In a world full of treatments with a long list of negative side effects — most of which are worse than the original problem — a bit of dry mouth is a small price to pay for a good night’s sleep.
Plus, you’ll be asleep, so you won’t care one way or the other.
That said, it’s also important to keep in mind that CBD is biphasic, which means that at certain levels, CBD provides a certain list of effects. At other — often higher — levels, CBD provides different effects.
So, if you’re taking CBD for sleep, it’s essential to experiment with dosage and find what works for you.
The only other side effect of CBD is a decrease in your liver’s ability to process other drugs. So, if you take a heart medication and add CBD to control your blood sugar, you could be doing more harm than good.
Be sure to talk to a physician about whether CBD is right for your condition.
Talk To Your Doctor Before Trying CBD For Sleep
As with any substance taken for medicinal purposes, it’s always a good idea to consult your doctor or a trained medical professional.
They can provide clinical information regarding your medical issue and make suggestions about the best form of treatment.

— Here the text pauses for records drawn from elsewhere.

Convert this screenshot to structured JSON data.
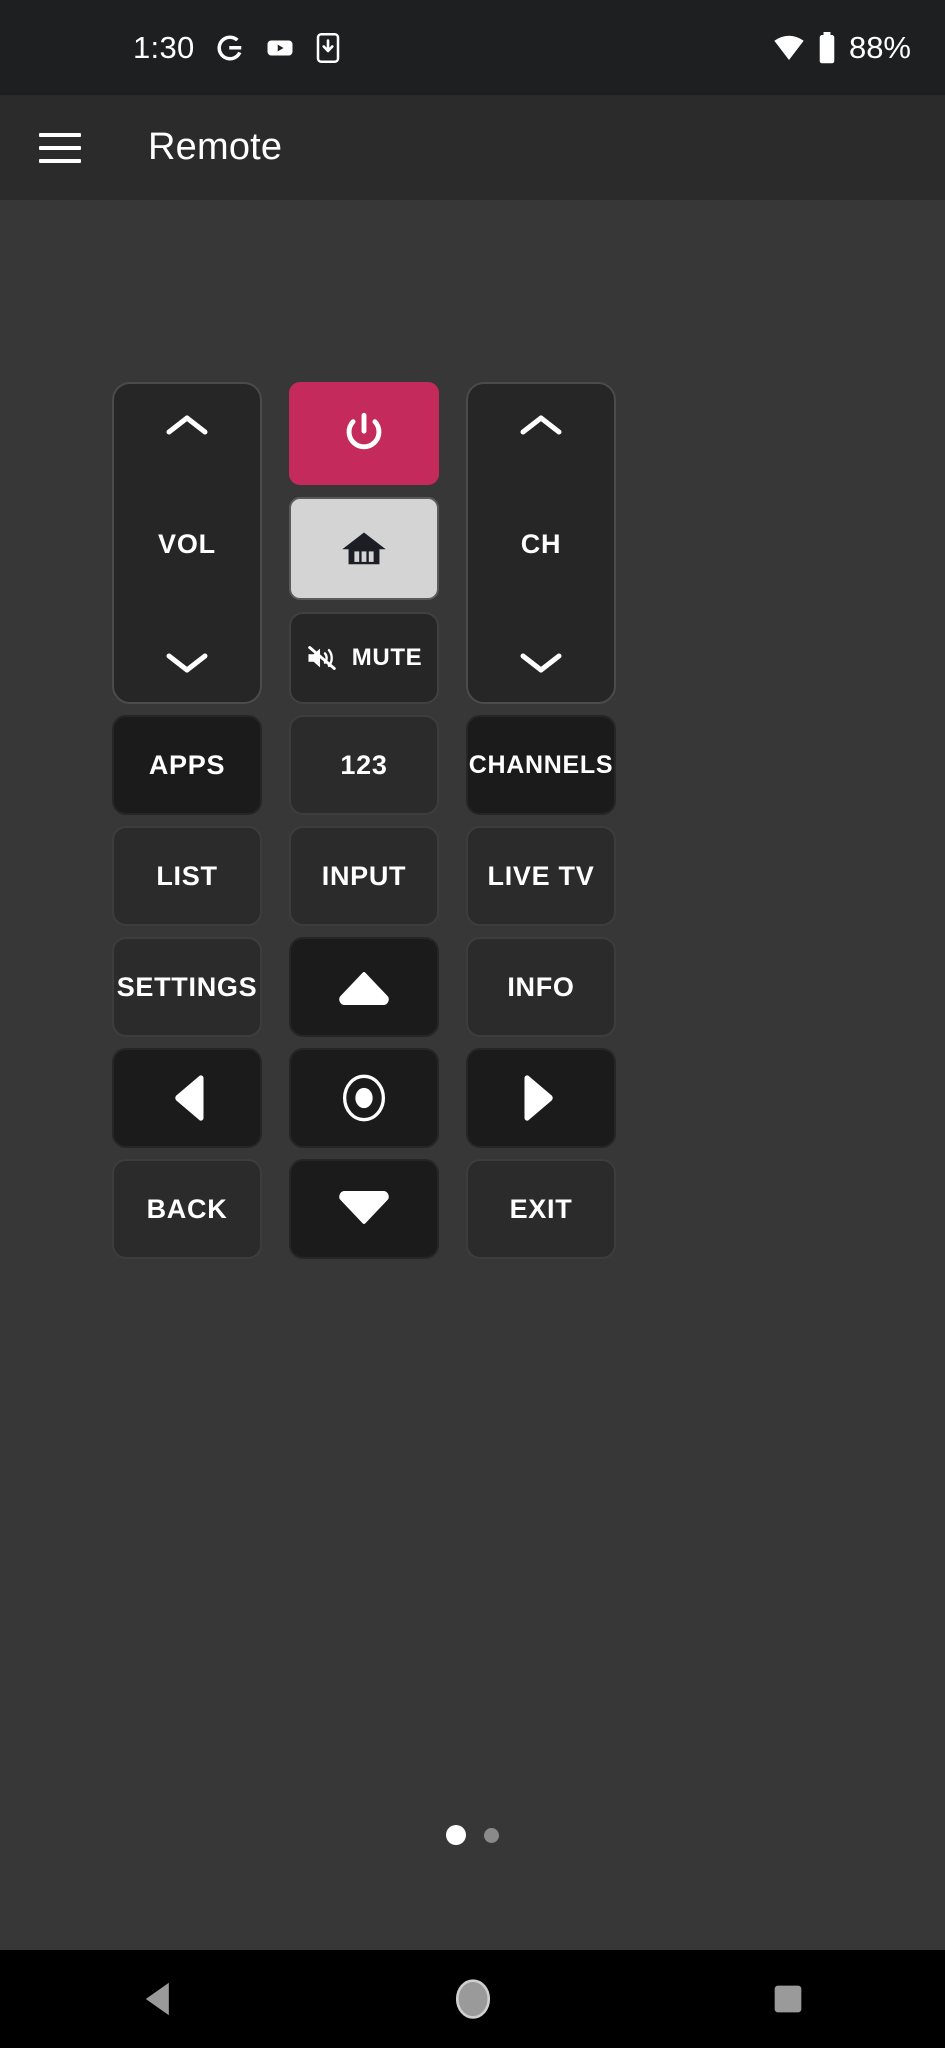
{
  "status_bar": {
    "time": "1:30",
    "battery_percent": "88%",
    "left_icons": [
      "google-g-icon",
      "youtube-icon",
      "phone-download-icon"
    ],
    "right_icons": [
      "wifi-icon",
      "battery-icon"
    ]
  },
  "app_bar": {
    "menu_icon": "hamburger-menu-icon",
    "title": "Remote"
  },
  "colors": {
    "power_accent": "#c42b5c",
    "home_button": "#d4d4d4",
    "page_background": "#373737",
    "button_background": "#2b2b2b",
    "button_background_dark": "#1b1b1b",
    "app_bar": "#2b2b2b",
    "status_bar": "#1d1f21",
    "text": "#ffffff"
  },
  "remote": {
    "volume": {
      "label": "VOL",
      "up_icon": "chevron-up-icon",
      "down_icon": "chevron-down-icon"
    },
    "channel": {
      "label": "CH",
      "up_icon": "chevron-up-icon",
      "down_icon": "chevron-down-icon"
    },
    "power": {
      "icon": "power-icon"
    },
    "home": {
      "icon": "home-icon"
    },
    "mute": {
      "label": "MUTE",
      "icon": "volume-mute-icon"
    },
    "rows": [
      [
        {
          "label": "APPS",
          "style": "dark",
          "icon": null
        },
        {
          "label": "123",
          "style": "normal",
          "icon": null
        },
        {
          "label": "CHANNELS",
          "style": "dark",
          "icon": null
        }
      ],
      [
        {
          "label": "LIST",
          "style": "normal",
          "icon": null
        },
        {
          "label": "INPUT",
          "style": "normal",
          "icon": null
        },
        {
          "label": "LIVE TV",
          "style": "normal",
          "icon": null
        }
      ],
      [
        {
          "label": "SETTINGS",
          "style": "normal",
          "icon": null
        },
        {
          "label": "",
          "style": "dark",
          "icon": "dpad-up-icon"
        },
        {
          "label": "INFO",
          "style": "normal",
          "icon": null
        }
      ],
      [
        {
          "label": "",
          "style": "dark",
          "icon": "dpad-left-icon"
        },
        {
          "label": "",
          "style": "dark",
          "icon": "dpad-ok-icon"
        },
        {
          "label": "",
          "style": "dark",
          "icon": "dpad-right-icon"
        }
      ],
      [
        {
          "label": "BACK",
          "style": "normal",
          "icon": null
        },
        {
          "label": "",
          "style": "dark",
          "icon": "dpad-down-icon"
        },
        {
          "label": "EXIT",
          "style": "normal",
          "icon": null
        }
      ]
    ]
  },
  "pagination": {
    "total": 2,
    "active_index": 0
  },
  "nav_bar": {
    "back": "back-triangle-icon",
    "home": "home-circle-icon",
    "recents": "recents-square-icon"
  }
}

Once you’re ready to try CBD for sleep, talk to the budtenders at your local dispensary for help finding the delivery method (ingestion or inhalation) and products that will work best for you.
For more information on all things cannabis, and to check out our 100 percent all-natural marijuana products, visit budcargo.ca today.